The original Gaelic form of McQuaed was Mac Uaid, which means son of Wat.
in the province of Ulster.
This web page shows only a small excerpt of our McQuaed research.Another 129 words (9 lines of text) covering the years 175 and 1750 are included under the topic Early McQuaed History in all our PDF Extended History products and printed products wherever possible.
In the Middle Ages many people were recorded under different spellings each time their name was written down. Research on the McQuaed family name revealed numerous spelling variations
, including McQuaid, McQuade, McWade, McQuid, McQuoid, McQuaide and many more.
saw an enormous decrease in its population in the 19th century due to immigration and death. This pattern of immigration began slowly in the late 18th century and gradually grew throughout the early portion of the 19th century. However, a dramatic increase in the country's immigration numbers occurred when the Great Potato Famine

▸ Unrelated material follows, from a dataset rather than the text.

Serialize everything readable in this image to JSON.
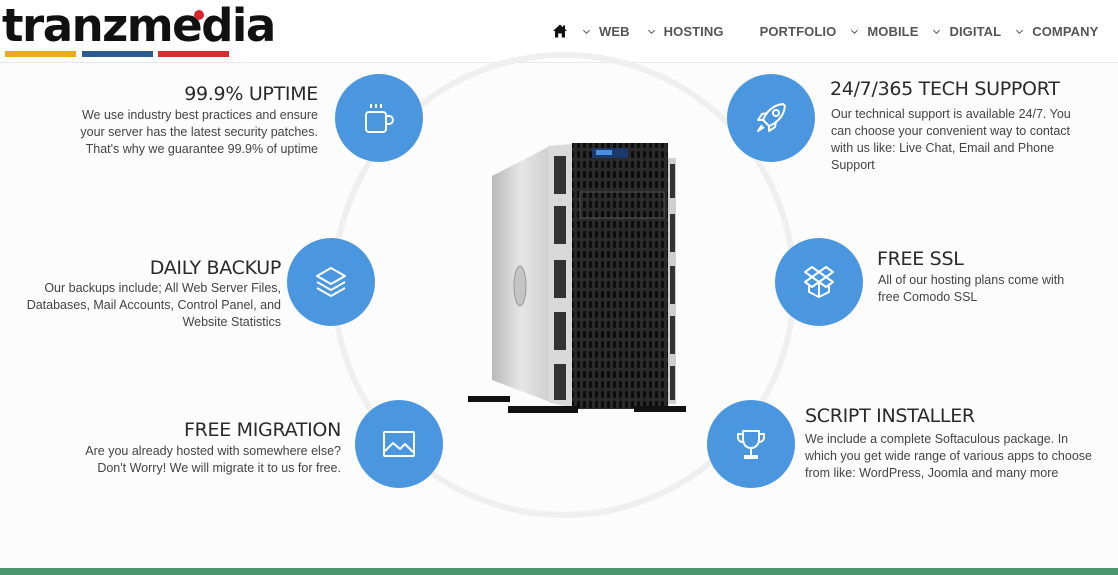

struck in the 1840s. The early immigrants to North America were primarily destined to be farmers tending to their own plot of land, those that came later initially settled within pre-established urban centers. These urban immigrants provided the cheap labor that the fast developing United States and soon to be Canada required. Regardless of their new lifestyle in North America, the Irish immigrants to the United States and Canada made invaluable contributions to their newly adopted societies. An investigation of immigrant and passenger lists revealed many McQuaeds: Bridget, Harry, Hugh, James, John, Peter, Phelemy, Rose, Sally, Thomas McQuade all arrived in Philadelphia between 1840 and 1860; Andrew, Daniel, Edward, Farrel, James, John, Michael,Owen, Patrick, Peter, Terrence McQuaid all arrived in Philadelphia between 1840 and 1860.